For as much hype as Bart and Ramos garnered this year, Luciano might have earned even more. 

Luciano turned 18 less than a week ago. Like Ramos, he's extremely advanced for his age. Already standing 6-foot-2 and 178 pounds, Luciano hit .322 with 10 homers and a 1.055 OPS over 38 games in the Arizona Rookie League. He also added nine doubles, two triples and eight stolen bases. 

Before he even turned 18, Luciano played nine games with Salem-Keizer. His season was cut short due to an ankle injury, but it's not thought to be serious.

President of baseball operations Farhan Zaidi has raved about Luciano and the shortstop already is getting compared to a young Alfonso Soriano. Giants fans will need some patience with this one, but he looks to be worth the wait. 

Shaun Anderson, Pitcher 

All Anderson needed was eight starts with Sacramento this season to get called up to San Francisco. His future, however, still is a bit of a mystery.

Anderson, 24, was 2-1 with a 3.76 ERA for the River Cats over eight starts when he received his promotion. He has had his ups and downs with the Giants, especially as a starter. 

The young right-hander had a 5.33 ERA with six strikeouts per nine innings and a 1.8 strikeout-to-walk ratio in 16 starts with the Giants. He recently has pitched as a reliever, striking out 11 batters in 9 2/3 innings. Anderson is posting 10.2 strikeouts per nine innings out of the bullpen and his strikeouts-to-walk ratio has jumped to 2.8. 

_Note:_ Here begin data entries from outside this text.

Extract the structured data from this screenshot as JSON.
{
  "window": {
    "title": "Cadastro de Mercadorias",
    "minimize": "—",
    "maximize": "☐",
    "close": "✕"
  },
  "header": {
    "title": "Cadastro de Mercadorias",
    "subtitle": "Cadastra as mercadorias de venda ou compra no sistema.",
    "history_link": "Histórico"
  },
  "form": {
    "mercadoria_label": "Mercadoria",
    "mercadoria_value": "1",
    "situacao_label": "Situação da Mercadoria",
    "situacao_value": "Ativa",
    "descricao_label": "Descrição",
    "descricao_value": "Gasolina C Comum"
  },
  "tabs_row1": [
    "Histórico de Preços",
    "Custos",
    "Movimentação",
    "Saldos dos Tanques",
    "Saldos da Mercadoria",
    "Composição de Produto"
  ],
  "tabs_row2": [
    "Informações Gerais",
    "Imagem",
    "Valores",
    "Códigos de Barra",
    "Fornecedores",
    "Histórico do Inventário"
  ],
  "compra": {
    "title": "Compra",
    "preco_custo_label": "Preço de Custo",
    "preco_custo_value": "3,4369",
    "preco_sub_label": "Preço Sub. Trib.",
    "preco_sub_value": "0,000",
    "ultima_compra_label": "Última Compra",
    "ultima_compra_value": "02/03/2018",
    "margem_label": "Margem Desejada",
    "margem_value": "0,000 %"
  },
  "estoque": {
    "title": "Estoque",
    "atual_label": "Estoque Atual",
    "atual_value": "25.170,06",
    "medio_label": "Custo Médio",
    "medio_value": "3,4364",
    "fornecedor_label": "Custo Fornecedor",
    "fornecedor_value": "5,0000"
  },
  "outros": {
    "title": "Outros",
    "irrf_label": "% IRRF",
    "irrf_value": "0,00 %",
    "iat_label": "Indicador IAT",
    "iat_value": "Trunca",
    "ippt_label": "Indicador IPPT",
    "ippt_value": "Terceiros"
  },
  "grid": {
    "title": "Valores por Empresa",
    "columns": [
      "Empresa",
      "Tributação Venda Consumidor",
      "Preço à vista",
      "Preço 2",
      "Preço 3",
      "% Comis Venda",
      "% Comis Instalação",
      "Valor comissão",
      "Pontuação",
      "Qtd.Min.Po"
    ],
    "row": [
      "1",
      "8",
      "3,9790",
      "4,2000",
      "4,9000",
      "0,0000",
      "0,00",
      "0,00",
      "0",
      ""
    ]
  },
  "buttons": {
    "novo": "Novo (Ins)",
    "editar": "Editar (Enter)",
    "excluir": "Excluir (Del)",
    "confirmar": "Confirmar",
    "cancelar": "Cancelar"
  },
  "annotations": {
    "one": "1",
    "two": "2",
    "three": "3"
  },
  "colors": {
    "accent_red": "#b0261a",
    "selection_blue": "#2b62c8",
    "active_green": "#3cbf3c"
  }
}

There's no doubt Anderson will have a future on the mound in the majors. Whether he's starting games or relieving -- possibly as the Giants' closer -- is yet to be determined.

Logan Webb, Pitcher 

Webb came into the year as the Giants' fastest rising pitching prospect. He then had a 2.00 ERA with Richmond after the first month of the season, but was suspended 80 games for PEDs. 

The 22-year-old breezed through the minors upon his return and was called up to the Giants on Aug. 17. He's looked like a future ace at times, but also has had moments where he's seemed overmatched.

Webb has struggled with his command in the past and is dealing with the same issues in the bigs. He only has lasted at least five innings in two of his five starts so far. That doesn't mean he can't lead this staff one day, though. 

For now, the Giants can deal with Webb's shortcomings. He has the repertoire and tenacity to stay in the rotation for a long, long time.